Exercise instructions
Find and copy each line of the records where the string "username" shows up.
.....
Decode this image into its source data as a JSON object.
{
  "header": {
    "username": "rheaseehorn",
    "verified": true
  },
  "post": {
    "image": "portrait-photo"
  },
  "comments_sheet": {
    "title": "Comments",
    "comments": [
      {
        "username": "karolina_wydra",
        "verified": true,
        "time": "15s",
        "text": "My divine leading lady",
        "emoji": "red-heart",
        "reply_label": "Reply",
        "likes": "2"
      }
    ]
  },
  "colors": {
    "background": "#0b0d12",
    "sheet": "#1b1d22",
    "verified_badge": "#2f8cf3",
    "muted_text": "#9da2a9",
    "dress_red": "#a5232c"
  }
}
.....
Response to the task
    "username": "rheaseehorn",
        "username": "karolina_wydra",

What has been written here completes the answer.